== Task to complete ==
The exercise asks you to copy every line below in which "Ctrl" appears.

Excerpts from an interface dataset:
###
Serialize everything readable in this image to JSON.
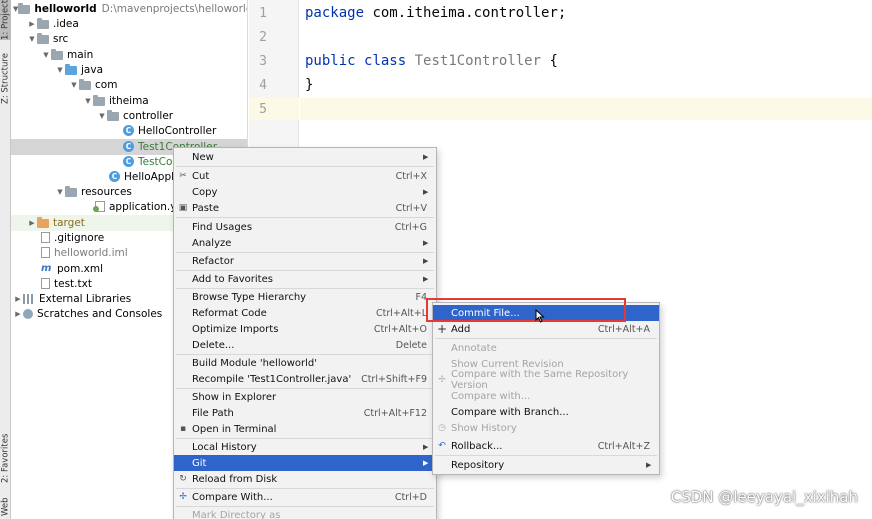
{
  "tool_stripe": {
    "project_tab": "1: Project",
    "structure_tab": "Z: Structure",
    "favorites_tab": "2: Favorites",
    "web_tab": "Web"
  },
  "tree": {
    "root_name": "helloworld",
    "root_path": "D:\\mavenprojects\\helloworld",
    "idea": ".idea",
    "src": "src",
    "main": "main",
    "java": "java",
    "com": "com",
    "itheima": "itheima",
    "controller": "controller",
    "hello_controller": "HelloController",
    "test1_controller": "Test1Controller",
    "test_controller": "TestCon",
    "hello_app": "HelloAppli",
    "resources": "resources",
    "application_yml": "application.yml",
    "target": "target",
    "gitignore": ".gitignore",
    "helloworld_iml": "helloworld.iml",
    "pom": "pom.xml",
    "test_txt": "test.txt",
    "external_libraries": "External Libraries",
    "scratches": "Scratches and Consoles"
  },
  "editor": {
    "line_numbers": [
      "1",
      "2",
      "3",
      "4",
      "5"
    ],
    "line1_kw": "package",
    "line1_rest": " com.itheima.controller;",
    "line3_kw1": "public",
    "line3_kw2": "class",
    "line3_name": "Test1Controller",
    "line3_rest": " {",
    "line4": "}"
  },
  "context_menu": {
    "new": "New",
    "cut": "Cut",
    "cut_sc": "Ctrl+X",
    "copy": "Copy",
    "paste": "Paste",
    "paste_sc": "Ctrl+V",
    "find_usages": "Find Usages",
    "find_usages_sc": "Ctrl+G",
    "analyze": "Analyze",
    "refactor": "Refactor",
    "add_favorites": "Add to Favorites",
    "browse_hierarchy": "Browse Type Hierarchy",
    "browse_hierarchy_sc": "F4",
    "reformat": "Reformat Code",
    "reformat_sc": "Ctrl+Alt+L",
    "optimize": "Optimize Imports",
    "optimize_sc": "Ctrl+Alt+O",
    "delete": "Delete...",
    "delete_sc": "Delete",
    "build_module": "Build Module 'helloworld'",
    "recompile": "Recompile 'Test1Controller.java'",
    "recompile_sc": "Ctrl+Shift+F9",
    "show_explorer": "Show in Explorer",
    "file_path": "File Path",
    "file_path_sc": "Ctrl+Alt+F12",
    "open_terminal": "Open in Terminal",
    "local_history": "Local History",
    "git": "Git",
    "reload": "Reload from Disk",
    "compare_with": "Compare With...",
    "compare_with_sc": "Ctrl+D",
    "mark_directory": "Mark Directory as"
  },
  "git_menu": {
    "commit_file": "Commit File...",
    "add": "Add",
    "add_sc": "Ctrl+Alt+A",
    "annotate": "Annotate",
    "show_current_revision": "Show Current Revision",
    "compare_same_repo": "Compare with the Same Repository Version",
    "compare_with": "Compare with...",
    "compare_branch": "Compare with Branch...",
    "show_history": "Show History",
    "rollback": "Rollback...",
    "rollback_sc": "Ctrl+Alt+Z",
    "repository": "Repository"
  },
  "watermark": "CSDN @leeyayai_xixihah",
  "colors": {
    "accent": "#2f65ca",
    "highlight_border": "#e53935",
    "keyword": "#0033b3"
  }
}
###
== Output below ==
    "cut_sc": "Ctrl+X",
    "paste_sc": "Ctrl+V",
    "find_usages_sc": "Ctrl+G",
    "reformat_sc": "Ctrl+Alt+L",
    "optimize_sc": "Ctrl+Alt+O",
    "recompile_sc": "Ctrl+Shift+F9",
    "file_path_sc": "Ctrl+Alt+F12",
    "compare_with_sc": "Ctrl+D",
    "add_sc": "Ctrl+Alt+A",
    "rollback_sc": "Ctrl+Alt+Z",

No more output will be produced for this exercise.